High: 80°F ~ Low: 62°F
Saturday, May 25, 2013
Elderberry -- Does research answer or raise questions?Posted Thursday, May 31, 2012, at 9:12 AM
For photo prints, go to www.stevenfoster.com/prints.html Photo by Steven Foster
All parts of elder are potentially toxic when fresh, but the flowers and fruits are generally thought to be safe if dried or cooked.
My colleague, herb guru Dr. James A. Duke, and I are working on a Third Edition of our Peterson Field Guide, A Field Guide to Medicinal Plants and Herbs, first published by Houghton Mifflin Co. in 1990, with a 2nd edition published in 2000.
In just 12 short years scientific literature on medicinal plants has exploded, and there are perhaps more studies published in the past 12 years than in the previous 100. And so it goes with elder.
Berries of the European black elder, Sambucus nigra, have been the subject of much research relative to potential antiviral activity against influenza.
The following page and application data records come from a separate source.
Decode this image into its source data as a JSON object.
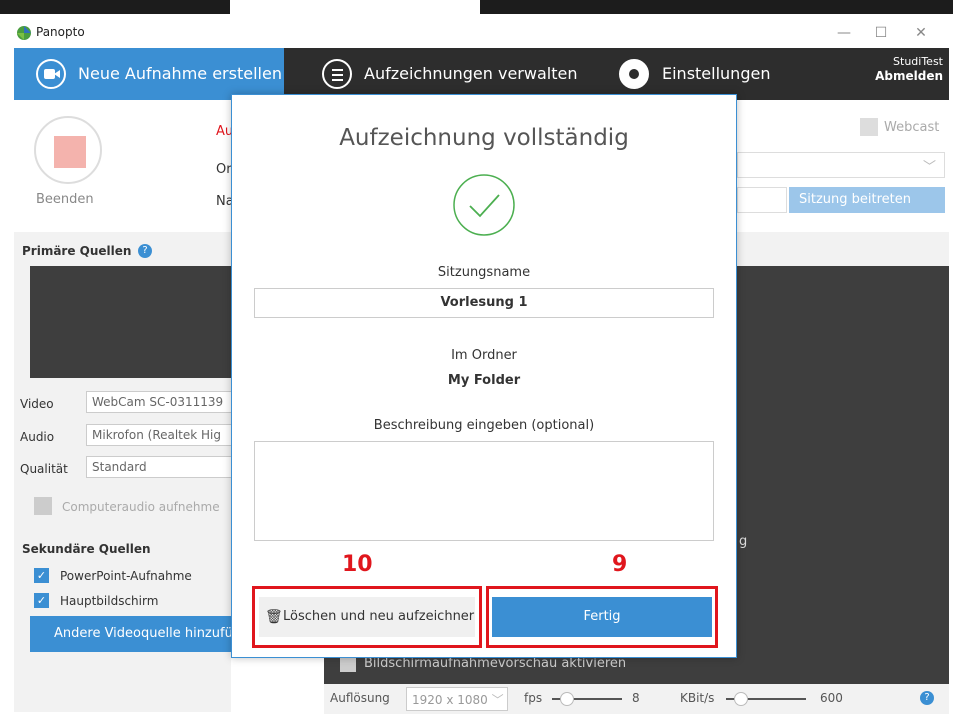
{
  "window": {
    "title": "Panopto",
    "minimize": "—",
    "maximize": "☐",
    "close": "✕"
  },
  "nav": {
    "new_recording": "Neue Aufnahme erstellen",
    "manage_recordings": "Aufzeichnungen verwalten",
    "settings": "Einstellungen",
    "user": "StudiTest",
    "logout": "Abmelden"
  },
  "record": {
    "stop_label": "Beenden",
    "partial_labels": [
      "Au",
      "Or",
      "Na"
    ]
  },
  "webcast": {
    "label": "Webcast"
  },
  "session": {
    "join_button": "Sitzung beitreten"
  },
  "primary": {
    "title": "Primäre Quellen",
    "video_label": "Video",
    "video_value": "WebCam SC-0311139",
    "audio_label": "Audio",
    "audio_value": "Mikrofon (Realtek Hig",
    "quality_label": "Qualität",
    "quality_value": "Standard",
    "computer_audio": "Computeraudio aufnehme"
  },
  "secondary": {
    "title": "Sekundäre Quellen",
    "items": [
      "PowerPoint-Aufnahme",
      "Hauptbildschirm"
    ],
    "add_button": "Andere Videoquelle hinzufü"
  },
  "right_partial": "g",
  "bottom": {
    "preview_label": "Bildschirmaufnahmevorschau aktivieren",
    "resolution_label": "Auflösung",
    "resolution_value": "1920 x 1080",
    "fps_label": "fps",
    "fps_value": "8",
    "kbit_label": "KBit/s",
    "kbit_value": "600"
  },
  "modal": {
    "title": "Aufzeichnung vollständig",
    "session_name_label": "Sitzungsname",
    "session_name_value": "Vorlesung 1",
    "folder_label": "Im Ordner",
    "folder_value": "My Folder",
    "description_label": "Beschreibung eingeben (optional)",
    "description_value": "",
    "delete_button": "Löschen und neu aufzeichner",
    "done_button": "Fertig"
  },
  "annotations": {
    "delete_number": "10",
    "done_number": "9"
  },
  "colors": {
    "accent": "#3b8fd3",
    "annotation": "#e0161d",
    "dark": "#3e3e3e"
  }
}
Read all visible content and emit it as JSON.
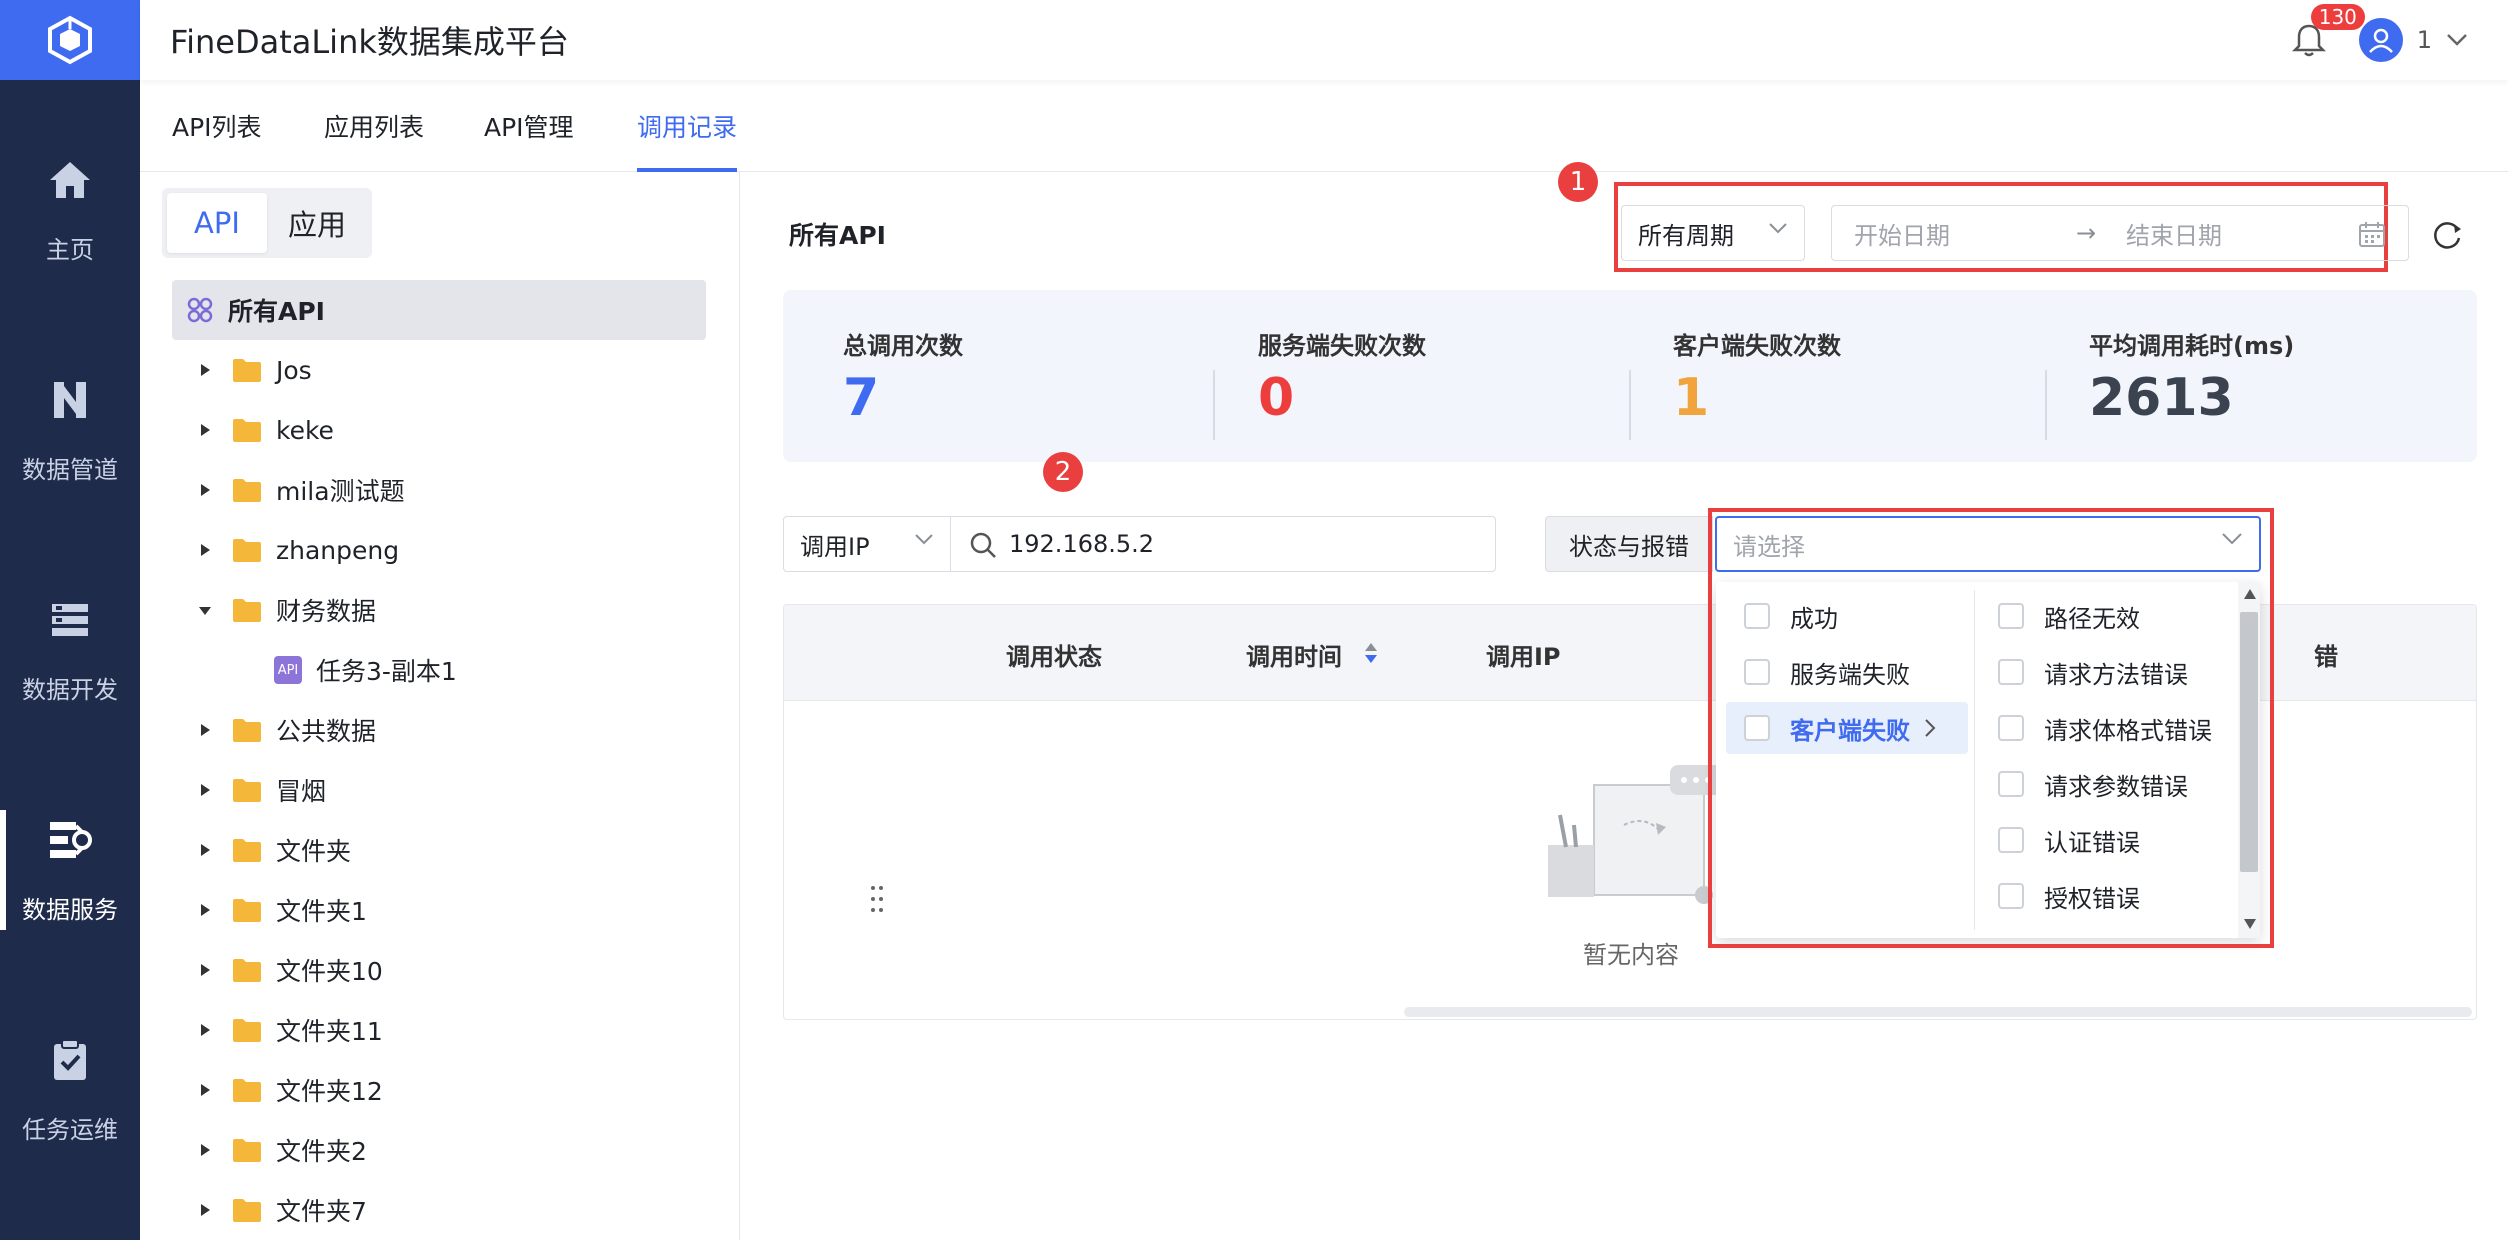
{
  "header": {
    "app_title": "FineDataLink数据集成平台",
    "notification_count": "130",
    "user_name": "1"
  },
  "nav": [
    {
      "label": "主页",
      "icon": "home-icon"
    },
    {
      "label": "数据管道",
      "icon": "pipeline-icon"
    },
    {
      "label": "数据开发",
      "icon": "dev-icon"
    },
    {
      "label": "数据服务",
      "icon": "data-service-icon"
    },
    {
      "label": "任务运维",
      "icon": "task-ops-icon"
    }
  ],
  "tabs": [
    "API列表",
    "应用列表",
    "API管理",
    "调用记录"
  ],
  "tree": {
    "segment": [
      "API",
      "应用"
    ],
    "all_label": "所有API",
    "items": [
      {
        "label": "Jos"
      },
      {
        "label": "keke"
      },
      {
        "label": "mila测试题"
      },
      {
        "label": "zhanpeng"
      },
      {
        "label": "财务数据"
      },
      {
        "label": "任务3-副本1"
      },
      {
        "label": "公共数据"
      },
      {
        "label": "冒烟"
      },
      {
        "label": "文件夹"
      },
      {
        "label": "文件夹1"
      },
      {
        "label": "文件夹10"
      },
      {
        "label": "文件夹11"
      },
      {
        "label": "文件夹12"
      },
      {
        "label": "文件夹2"
      },
      {
        "label": "文件夹7"
      }
    ],
    "api_tag": "API"
  },
  "main": {
    "title": "所有API",
    "period_value": "所有周期",
    "start_date_placeholder": "开始日期",
    "end_date_placeholder": "结束日期",
    "range_arrow": "→",
    "badge_1": "1",
    "badge_2": "2"
  },
  "stats": [
    {
      "label": "总调用次数",
      "value": "7",
      "color": "#3f6bf0"
    },
    {
      "label": "服务端失败次数",
      "value": "0",
      "color": "#ee3d3d"
    },
    {
      "label": "客户端失败次数",
      "value": "1",
      "color": "#f0a43b"
    },
    {
      "label": "平均调用耗时(ms)",
      "value": "2613",
      "color": "#3c4350"
    }
  ],
  "filters": {
    "ip_select": "调用IP",
    "ip_value": "192.168.5.2",
    "status_label": "状态与报错",
    "status_placeholder": "请选择"
  },
  "table": {
    "columns": [
      "调用状态",
      "调用时间",
      "调用IP",
      "错"
    ],
    "empty_text": "暂无内容"
  },
  "dropdown": {
    "left": [
      "成功",
      "服务端失败",
      "客户端失败"
    ],
    "right": [
      "路径无效",
      "请求方法错误",
      "请求体格式错误",
      "请求参数错误",
      "认证错误",
      "授权错误"
    ]
  }
}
As we comb through literature, the overriding question for us becomes is the research on Sambucus nigra applicable to Sambucus canadensis?
The difference between the two is that the American plant almost always has seven leaflets and the European plant almost always has five.
A starting point is to look at PubMed, database of the National Library of Medicine, which has abstracts of millions of scientific papers on-line, accessible to anyone. Under the name Sambucus canadensis there are just a dozen scientific papers, but under the name Sambucus nigra there are 536 papers cited. Since Sambucus canadensis has been classified as Sambucus nigra subspecies canadensis, do the results of those 536 papers apply? To paraphrase the late medicinal plant researcher, Norman R. Farnsworth, science is confirmed if an experiment (study) is repeatable (and repeated), and if there is general scientific agreement on the results.
If a plant is not properly identified and that identity is not confirmed in a chemical or pharmacological paper, then the results can't be repeated. This happens more often than not.
Therefore, in the course of reviewing the science of herbs most papers represent a snapshot in time and have to be taken only at face value until repeated and confirmed. Using this logic, then the science on Sambucus nigra does not apply to Sambucus canadensis.
Such a complex problem for a simple plant.
Steven Foster is a world renowned botanical photographer. He has published many books, including 2 for National Geographic
Hot topicsNature Calls 911
(1 ~ 12:56 AM, Jun 25)
The venerable Black Walnut
Elderberry -- Does research answer or raise questions?
Beautiful butterflyweed -- a forgotten herb